It’s too easy to start a debate focused on what you need to accomplish and end on what exact tactics to employ to accomplish it. If you’re not careful, you’ll miss the tipping point where people recognize that the what is the right thing. At that point, you need to back off. You’ve won the day. Let them own the how--they’ll feel more a part of the change, and it’s one more thing you don’t have to worry about.
Focus on the journey you have to make, not how hard it’s been to get to where you are. History can become a millstone, so keep short accounts. Let bygones be bygones, and approach each new day as a new challenge. It’s useful to ask “how do we get from here to there.” Asking “how do we get from where we used to be to there” is useless, because you’re not there. You’re not even likely on the path you thought you’d take from there. So start over. How do we get from where we are to where we want to go? From who we are to who we want to be?
Pushing for change inevitably means you’re irritating someone. If you focus on bringing about change so completely that you’re not showing your value in other ways, you become extremely vulnerable. You have to keep being awesome. Being awesome earns social capital, and you have to spend a lot of that to bring about change.
As frustration builds, you’ll need a place to vent it. Don’t do it at work. Don’t do it after work over beers with people from work. Don’t do it with anyone who is connected to the situation. Chances are they have their own steam to blow off, and if you’re comfortable venting to them, they probably see things the way you do. That’s a recipe for an echo chamber that will do nothing but amplify the emotions of the situation. Find someone outside the situation who you trust enough to call you on your bull. A friend, a mentor, a therapist. Whatever works for you.
Revolutions are loud, painful, violent... and they seldom work. Don’t try to make the jump in one step -- in part because it costs too much to do so, but also because you can’t actually get there anyway. In an organic system, healthy change is iterative. Evolution. Keep raising the bar on yourself as you seek better and better approximations, but don’t let perfect be the enemy of good.

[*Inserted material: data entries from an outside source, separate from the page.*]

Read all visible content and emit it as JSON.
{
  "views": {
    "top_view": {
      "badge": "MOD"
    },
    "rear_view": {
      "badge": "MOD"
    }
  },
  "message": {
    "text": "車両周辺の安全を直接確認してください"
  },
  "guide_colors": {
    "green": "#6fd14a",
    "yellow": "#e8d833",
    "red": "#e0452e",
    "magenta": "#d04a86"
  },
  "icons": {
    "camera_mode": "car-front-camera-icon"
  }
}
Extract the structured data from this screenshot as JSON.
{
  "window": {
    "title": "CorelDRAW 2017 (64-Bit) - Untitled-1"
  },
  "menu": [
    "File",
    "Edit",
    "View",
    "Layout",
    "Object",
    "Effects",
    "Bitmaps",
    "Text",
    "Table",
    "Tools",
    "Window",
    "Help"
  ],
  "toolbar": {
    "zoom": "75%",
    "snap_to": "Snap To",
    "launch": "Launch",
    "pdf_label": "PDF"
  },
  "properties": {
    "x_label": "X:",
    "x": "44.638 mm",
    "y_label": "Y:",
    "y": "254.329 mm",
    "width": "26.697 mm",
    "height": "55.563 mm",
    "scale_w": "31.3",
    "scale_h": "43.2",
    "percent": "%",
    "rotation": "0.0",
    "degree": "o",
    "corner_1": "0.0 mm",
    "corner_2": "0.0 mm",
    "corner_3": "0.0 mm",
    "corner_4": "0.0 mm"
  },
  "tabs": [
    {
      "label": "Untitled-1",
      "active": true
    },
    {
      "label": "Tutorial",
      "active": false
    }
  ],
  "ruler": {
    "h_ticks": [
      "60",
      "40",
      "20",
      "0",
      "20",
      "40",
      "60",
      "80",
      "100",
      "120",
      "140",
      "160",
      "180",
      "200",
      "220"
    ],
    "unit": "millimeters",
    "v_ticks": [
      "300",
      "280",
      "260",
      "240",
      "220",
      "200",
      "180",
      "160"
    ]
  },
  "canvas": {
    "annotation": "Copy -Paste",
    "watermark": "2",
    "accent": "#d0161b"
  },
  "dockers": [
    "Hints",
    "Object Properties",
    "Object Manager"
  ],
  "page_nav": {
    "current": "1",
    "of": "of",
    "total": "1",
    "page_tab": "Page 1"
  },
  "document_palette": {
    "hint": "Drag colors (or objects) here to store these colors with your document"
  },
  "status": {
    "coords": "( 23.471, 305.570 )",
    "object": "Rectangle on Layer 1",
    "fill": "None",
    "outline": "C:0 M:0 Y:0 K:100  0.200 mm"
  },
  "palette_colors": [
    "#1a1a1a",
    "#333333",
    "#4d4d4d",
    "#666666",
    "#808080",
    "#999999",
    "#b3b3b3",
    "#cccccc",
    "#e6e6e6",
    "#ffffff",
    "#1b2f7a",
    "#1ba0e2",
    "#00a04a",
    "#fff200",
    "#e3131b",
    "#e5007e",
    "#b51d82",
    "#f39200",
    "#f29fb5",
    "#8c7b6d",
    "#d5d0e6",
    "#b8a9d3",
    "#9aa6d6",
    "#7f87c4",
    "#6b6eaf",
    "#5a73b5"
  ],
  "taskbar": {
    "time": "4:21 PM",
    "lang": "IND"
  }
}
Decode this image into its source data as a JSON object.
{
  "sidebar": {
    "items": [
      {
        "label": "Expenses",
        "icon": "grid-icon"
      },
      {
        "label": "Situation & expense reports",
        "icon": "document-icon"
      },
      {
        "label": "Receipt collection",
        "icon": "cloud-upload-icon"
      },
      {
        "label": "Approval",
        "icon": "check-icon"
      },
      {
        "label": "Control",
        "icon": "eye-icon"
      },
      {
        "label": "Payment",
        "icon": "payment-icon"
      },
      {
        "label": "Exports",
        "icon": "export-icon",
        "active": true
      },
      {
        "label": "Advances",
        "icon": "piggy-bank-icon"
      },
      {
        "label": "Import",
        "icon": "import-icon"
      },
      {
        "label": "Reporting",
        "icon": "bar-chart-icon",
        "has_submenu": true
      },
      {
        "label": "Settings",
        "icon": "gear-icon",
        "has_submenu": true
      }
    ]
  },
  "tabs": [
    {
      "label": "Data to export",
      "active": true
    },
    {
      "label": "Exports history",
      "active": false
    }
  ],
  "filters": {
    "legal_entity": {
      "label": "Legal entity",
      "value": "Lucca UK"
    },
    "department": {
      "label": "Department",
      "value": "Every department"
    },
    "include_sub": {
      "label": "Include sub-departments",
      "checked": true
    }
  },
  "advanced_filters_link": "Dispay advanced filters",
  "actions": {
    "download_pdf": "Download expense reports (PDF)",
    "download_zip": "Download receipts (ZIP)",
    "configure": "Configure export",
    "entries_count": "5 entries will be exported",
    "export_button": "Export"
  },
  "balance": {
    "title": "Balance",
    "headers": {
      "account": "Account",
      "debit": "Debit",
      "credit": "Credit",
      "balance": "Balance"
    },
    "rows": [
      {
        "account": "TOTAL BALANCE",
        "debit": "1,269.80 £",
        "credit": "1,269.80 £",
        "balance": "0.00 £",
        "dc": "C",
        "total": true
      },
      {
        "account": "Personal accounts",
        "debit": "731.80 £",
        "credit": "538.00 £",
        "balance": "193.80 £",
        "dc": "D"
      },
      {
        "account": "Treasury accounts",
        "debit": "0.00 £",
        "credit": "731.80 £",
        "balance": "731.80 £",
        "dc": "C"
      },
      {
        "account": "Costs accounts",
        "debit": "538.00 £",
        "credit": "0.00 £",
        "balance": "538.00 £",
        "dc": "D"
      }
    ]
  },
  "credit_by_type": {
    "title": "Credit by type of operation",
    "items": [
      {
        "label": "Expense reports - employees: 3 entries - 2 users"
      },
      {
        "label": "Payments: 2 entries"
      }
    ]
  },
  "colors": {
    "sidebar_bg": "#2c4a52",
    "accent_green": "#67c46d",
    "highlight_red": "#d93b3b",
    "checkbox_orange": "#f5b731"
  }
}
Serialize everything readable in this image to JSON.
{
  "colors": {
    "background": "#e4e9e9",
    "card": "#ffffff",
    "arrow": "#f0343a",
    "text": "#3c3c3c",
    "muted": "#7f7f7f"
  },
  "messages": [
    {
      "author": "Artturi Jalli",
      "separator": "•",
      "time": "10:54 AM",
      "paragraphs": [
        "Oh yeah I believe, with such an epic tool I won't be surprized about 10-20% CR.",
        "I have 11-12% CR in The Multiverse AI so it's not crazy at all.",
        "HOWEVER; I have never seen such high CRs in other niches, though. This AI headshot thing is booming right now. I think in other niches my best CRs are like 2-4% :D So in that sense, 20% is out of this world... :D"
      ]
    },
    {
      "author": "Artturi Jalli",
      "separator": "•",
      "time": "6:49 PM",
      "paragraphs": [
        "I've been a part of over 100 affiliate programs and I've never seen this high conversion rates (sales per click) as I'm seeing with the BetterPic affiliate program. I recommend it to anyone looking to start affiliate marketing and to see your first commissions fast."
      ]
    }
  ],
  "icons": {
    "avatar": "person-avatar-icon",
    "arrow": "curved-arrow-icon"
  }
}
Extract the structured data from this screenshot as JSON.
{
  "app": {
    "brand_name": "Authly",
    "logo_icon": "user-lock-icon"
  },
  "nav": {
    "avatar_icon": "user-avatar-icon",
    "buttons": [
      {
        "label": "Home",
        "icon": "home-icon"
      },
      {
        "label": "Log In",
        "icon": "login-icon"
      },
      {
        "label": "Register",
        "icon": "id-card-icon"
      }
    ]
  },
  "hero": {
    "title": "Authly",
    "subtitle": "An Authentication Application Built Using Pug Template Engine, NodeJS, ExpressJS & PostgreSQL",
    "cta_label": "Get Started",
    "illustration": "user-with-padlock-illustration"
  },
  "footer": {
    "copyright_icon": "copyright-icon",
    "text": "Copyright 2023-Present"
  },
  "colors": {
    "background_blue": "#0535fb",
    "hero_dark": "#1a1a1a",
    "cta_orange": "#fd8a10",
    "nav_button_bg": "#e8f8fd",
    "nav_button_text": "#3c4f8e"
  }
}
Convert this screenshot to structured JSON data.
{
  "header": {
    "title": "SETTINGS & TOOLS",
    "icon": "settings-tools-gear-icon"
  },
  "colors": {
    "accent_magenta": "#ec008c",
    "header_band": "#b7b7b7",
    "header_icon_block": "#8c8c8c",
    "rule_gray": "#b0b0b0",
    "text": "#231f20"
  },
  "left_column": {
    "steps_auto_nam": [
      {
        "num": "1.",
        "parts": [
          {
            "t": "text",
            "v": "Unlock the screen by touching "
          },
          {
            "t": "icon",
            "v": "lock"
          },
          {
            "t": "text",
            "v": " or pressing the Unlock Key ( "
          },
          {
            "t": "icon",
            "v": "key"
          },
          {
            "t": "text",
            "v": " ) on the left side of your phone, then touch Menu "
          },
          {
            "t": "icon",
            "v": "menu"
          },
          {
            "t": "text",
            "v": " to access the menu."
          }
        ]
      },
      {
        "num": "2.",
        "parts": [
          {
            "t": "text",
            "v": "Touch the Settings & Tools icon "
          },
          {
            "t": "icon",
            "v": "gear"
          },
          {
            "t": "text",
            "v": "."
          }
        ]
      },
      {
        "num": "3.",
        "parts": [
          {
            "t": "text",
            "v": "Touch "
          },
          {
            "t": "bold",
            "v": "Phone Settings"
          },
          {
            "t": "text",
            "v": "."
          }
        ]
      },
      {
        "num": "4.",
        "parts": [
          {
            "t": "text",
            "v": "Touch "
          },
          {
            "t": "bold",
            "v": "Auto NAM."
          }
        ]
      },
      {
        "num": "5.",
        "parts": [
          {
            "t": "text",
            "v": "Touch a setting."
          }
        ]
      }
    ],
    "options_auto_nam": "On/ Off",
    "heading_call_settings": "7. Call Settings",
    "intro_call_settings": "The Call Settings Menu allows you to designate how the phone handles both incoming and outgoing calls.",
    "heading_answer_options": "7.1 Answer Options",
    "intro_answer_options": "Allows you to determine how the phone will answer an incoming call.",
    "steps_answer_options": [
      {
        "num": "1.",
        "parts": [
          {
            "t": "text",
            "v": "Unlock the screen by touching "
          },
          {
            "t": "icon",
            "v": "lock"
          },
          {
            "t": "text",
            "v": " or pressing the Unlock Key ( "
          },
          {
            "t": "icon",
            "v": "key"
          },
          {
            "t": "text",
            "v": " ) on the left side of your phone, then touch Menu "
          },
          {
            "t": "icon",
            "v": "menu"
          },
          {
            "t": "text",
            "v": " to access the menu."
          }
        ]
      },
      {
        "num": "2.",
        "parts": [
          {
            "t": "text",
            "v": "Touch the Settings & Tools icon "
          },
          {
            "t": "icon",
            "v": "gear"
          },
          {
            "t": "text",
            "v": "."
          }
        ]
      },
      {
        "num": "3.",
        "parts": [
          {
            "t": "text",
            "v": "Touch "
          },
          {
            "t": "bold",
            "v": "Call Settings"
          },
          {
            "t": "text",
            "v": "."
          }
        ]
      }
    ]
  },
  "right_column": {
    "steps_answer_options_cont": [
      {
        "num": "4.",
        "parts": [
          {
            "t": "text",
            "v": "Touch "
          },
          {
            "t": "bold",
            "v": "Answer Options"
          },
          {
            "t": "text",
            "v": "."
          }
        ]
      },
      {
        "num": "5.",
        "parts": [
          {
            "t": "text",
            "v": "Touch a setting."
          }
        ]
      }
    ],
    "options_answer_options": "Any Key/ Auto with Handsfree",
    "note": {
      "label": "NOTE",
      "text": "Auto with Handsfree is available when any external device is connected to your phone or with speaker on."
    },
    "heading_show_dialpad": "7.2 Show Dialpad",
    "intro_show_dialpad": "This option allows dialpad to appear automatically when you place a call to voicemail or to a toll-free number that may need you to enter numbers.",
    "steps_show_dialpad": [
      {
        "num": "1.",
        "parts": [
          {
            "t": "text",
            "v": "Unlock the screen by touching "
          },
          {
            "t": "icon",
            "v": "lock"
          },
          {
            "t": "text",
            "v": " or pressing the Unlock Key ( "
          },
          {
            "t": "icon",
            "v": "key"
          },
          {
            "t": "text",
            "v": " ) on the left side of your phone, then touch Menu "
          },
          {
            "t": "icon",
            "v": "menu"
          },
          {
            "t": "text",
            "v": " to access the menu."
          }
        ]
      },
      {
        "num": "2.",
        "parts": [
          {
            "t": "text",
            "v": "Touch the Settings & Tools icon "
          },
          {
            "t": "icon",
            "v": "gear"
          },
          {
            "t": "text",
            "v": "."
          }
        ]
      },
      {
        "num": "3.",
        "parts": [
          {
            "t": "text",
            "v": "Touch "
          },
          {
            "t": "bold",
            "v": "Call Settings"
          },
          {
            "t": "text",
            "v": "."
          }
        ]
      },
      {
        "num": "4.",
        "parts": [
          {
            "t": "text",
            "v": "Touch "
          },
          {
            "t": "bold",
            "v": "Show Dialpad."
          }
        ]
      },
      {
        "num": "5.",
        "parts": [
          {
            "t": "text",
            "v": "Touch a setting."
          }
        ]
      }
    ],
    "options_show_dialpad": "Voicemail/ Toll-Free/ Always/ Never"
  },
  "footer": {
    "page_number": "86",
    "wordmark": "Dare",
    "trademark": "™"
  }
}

If you fight against the very essence of the company, then you’re the disease -- you’re the cancer. Push to challenge a company to rise to its own ideals, but unless you’re the CEO, don’t try to rewrite those ideals. Recognize a bad fit and exit gracefully.
Nothing is more valuable than your happiness. And if you want to change the world, there’s no better way to do it than by refusing to let it wear you down and steal your joy. In the end, it doesn’t matter how awesome you are as a professional if you suck at being a decent human being.
Changing the world (without losing your sh*t)
(without losing your sh*t)